The little Iraq problem isn't happening in isolation. There are some nasty things going on in the Ukraine and other places. In many ways this reminds me of the lead up to WWI: lots of small conflicts, independence movements, ethnic hatreds, and a whole slew of nations with interlocking treaties. The details are different, but it has many of the same dynamics.

When we see the horrors that ISIS members are committing we feel an emotional response. Unfortunately, emotions aren't a good basis for International policy.


Tuesday, September 16, 2014

Found mail and potential fires

My lovely wife found a piece of unopened mail today. Apparently it arrived back in June and somehow never got opened. 9/10 of what comes in the mail is usually junk, so the odds were this wasn't that important.

It wasn't all that important, that is, if I don't mind my van bursting into flames. The letter was a safety recall notice from Ford. The speed controller deactivation switch may catch fire. That can't be good. This is the van that all summer I've been putting a lot of money into. All this time it could have just caught fire and burned up.

So the warning came out in June. Here it is, the middle of September. Better get that taken care of right away, I think. I call the dealership. After negotiating the rather extensive automated phone list a human finally comes on the line. No problem, she says, I'll connect you now.

The phone rings about 15 times. Why did I let it ring so long? I was hoping someone would pick it because no way did I want to start at the beginning of the automated messages. Believe it or not, a human being did pick it up. She was even polite.

. . . but that's not all. The guy who's in charge of the computer that handles recalls is on vacation. Just before he left the guy changed the password on the computer. No one else knows the password and the guy can't be reached.

So at any rate, they scheduled me for next week. Good thing the van is a former ambulance and has two large fire extinguishers on board.


Monday, September 15, 2014


Soon the Scotts will vote for or against independence. Current polls indicate it will be a near thing. I've a few drops of Scottish blood in my veins. No doubt there are very distant relatives of mine caught up in the whole thing. My heart says to go with independence and my head says: go with independence. It's about freaking time. (but that's just me, someone across the pond with little skin in the game)

It's easy to have an opinion when the events are across the ocean. In 1995 there was an independence vote much closer to home in Quebec. I could walk to Quebec in a day and a half, and I'm a middle aged fat guy. There are close relatives of mine living in the Provence. The Quebec Referendum was a near thing. Independence failed by the thinnest of margins.

Members of my own extended family were split on issue, brother against brother. Personally, I really didn't know what to wish for. Since Quebec is a neighbor, independence would have affected me one way or the other. For good or bad, who could say? Since then the fires of independence have dampened down, but they haven't gone out.

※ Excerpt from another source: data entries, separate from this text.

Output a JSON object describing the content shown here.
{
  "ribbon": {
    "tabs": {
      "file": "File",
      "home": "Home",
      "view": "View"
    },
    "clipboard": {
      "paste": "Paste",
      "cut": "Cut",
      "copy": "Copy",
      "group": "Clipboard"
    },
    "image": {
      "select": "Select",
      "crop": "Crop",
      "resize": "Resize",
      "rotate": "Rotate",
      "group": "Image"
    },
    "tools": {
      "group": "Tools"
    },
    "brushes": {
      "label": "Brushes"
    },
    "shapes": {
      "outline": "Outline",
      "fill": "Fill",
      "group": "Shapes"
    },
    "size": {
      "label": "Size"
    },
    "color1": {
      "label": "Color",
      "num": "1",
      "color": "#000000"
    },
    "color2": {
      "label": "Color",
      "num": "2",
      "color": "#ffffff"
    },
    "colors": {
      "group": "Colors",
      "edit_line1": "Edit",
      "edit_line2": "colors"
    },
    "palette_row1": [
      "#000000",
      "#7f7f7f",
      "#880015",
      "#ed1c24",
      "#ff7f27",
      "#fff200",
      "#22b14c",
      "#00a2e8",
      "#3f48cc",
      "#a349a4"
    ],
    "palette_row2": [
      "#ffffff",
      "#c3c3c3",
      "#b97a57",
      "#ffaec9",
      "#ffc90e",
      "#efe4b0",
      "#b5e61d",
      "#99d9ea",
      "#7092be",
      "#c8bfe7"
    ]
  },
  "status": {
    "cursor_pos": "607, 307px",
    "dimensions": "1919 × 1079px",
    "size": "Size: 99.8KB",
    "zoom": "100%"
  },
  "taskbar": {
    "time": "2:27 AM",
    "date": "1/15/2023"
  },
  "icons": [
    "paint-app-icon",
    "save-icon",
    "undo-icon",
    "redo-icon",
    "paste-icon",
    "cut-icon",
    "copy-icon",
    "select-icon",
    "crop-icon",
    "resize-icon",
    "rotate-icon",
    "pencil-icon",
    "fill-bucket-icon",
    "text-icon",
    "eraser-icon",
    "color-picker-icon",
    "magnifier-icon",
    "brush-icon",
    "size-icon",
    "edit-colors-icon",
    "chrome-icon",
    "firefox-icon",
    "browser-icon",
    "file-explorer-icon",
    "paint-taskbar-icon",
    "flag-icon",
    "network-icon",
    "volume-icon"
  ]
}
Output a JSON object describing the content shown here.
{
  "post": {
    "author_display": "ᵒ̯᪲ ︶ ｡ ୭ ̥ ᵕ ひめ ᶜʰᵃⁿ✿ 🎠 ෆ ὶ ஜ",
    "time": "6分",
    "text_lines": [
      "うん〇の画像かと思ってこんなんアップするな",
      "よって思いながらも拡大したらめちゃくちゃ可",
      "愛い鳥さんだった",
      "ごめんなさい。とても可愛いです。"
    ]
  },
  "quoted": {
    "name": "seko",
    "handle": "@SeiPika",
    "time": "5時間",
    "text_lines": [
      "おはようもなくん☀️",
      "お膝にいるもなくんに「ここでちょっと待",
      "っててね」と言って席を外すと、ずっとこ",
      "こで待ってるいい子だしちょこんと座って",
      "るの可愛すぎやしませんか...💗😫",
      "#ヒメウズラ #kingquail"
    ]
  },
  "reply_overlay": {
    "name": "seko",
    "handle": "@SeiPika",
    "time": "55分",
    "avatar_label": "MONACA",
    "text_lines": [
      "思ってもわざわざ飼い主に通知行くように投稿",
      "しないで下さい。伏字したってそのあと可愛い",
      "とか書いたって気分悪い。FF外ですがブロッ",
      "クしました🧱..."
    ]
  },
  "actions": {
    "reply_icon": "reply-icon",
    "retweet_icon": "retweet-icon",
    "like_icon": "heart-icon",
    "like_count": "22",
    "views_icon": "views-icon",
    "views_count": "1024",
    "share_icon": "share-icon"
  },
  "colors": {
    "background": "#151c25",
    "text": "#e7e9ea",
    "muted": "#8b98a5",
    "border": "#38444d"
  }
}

Few people know that for a few years there was an independent republic here in Northern New Hampshire, the Indian Stream Republic. Canada and the US both claimed the area so both sent tax collectors. That angered the locals so they threw everybody out and claimed independence. Eventually the US moved in troops and settled the issue. Still, that independent streak runs in the veins of us locals.

Maybe those of us in Northern New Hampshire need an independence vote of our own. It's not like we haven't done it before.